Before the mummy, or any of his living dead servants come back to life, there are a handful of killings. A few people end up with their faces badly mutilated and a decapitated head is found in the desert when one of the women rolls down a dune and bumps into it. Who exactly killed these people? No explanation here, either, but presumably it's some form of the curse that has been unleashed with the opening of the tomb.
The zombies make their arrival approximately at the 45 minute mark, yet they never go fully into human buffet mode till the last 20 minutes. We see them skulking about most of the time. One of them does rip a chunk of a girls throat out just before she's pulled underground. It's worth mentioning there's some great shots of arms reaching up out of the ground to grab victims legs. Aside from that, they're mostly on the sidelines till the big finish.
Bill is overtaken with joy by the fact that his photo shoot will be inside a tomb with a real mummy. Yet when the mummy actually comes to life, no one seems to say anything, or even notice that he's no longer in his sarcophagus. They just continue working, seemingly oblivious to the fact the mummy is gone.
Even with its faults, DAWN OF THE MUMMY is competently made B grade trash. Made for around $500,000 and shot almost entirely in Egypt and Cairo (the opening credits involved a few days shooting in New York), it's even more bizarre in that director Agrama was a former doctor and an assistant to Alfred Hitchcock working on some of the fabled filmmakers productions such as THE BIRDS (1963). Agrama also directed the obscure, but infamous giant ape picture, QUEEN KONG in 1976.
His production and distribution company, Harmony Gold, was founded in 1983 and has been responsible for bringing the ROBOTECH animated series to these shores. A number of kung fu movies were also distributed to television bearing the Harmony Gold name. As of October of last year, Agrama has found himself involved in a tax fraud scandal surrounding the business dealings of Italian TV mogul and former prime minister, Silvio Berlusconi.
Information has been sketchy about whether or not DAWN OF THE MUMMY played theatrically in the US. On the DVD commentary, Agrama says his film didn't play in American theaters. However, in the July 1982 issue of Famous Monsters magazine (#185), the film is described in detail and discussed as coming soon to theaters.
The first time I ever saw it, was in 1985 on local station WNRW TV-45 during a 3am showing. It was a shock to see this kind of movie on TV and it definitely spooked me on a few occasions; particularly the unexpected moment where the mummy springs to life. Figuring there just had to be gory business cut out of it, I eventually bought a used VHS tape and discovered it was the same version, but much darker. Sadly, the TV airings mentioned further up on this review have so far been the best looking version of this much maligned movie I have ever seen.

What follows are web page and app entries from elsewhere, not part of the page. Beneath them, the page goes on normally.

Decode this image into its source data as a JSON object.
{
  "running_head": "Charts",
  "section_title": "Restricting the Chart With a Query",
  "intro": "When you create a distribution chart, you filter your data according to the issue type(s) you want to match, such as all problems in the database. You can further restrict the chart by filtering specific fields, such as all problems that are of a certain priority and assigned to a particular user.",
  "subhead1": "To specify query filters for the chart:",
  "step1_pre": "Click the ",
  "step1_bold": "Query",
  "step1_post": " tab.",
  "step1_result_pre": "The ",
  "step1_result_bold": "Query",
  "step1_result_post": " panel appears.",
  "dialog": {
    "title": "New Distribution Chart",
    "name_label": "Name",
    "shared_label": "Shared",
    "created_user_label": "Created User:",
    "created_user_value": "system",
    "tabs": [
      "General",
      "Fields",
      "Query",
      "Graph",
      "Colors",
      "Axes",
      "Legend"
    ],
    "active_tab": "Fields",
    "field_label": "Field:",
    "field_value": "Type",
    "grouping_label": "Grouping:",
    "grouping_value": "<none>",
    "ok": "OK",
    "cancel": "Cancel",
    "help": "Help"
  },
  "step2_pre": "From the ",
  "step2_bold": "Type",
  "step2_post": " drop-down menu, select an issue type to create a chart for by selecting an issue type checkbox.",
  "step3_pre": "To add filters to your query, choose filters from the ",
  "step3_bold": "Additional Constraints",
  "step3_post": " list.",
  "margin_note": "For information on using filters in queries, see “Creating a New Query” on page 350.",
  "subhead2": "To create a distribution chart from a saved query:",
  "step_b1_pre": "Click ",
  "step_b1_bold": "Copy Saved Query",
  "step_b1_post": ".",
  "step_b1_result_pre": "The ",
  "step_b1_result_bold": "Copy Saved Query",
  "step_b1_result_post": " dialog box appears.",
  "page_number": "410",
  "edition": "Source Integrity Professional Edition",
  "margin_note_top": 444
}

There are a number of admitted fans of this movie, but overall, DAWN OF THE MUMMY is deemed a dud by most viewers. Although the last 20 minutes are often universally in favor from all that have seen it, it's generally at the bottom of fans zombie movies lists, if there at all.Whether mostly from nostalgia, or a combination of the things it does right, Frank Agrama's most well known movie will always have a positive place in my movie collection.
This review is representative of the Anchor Bay UK DVD.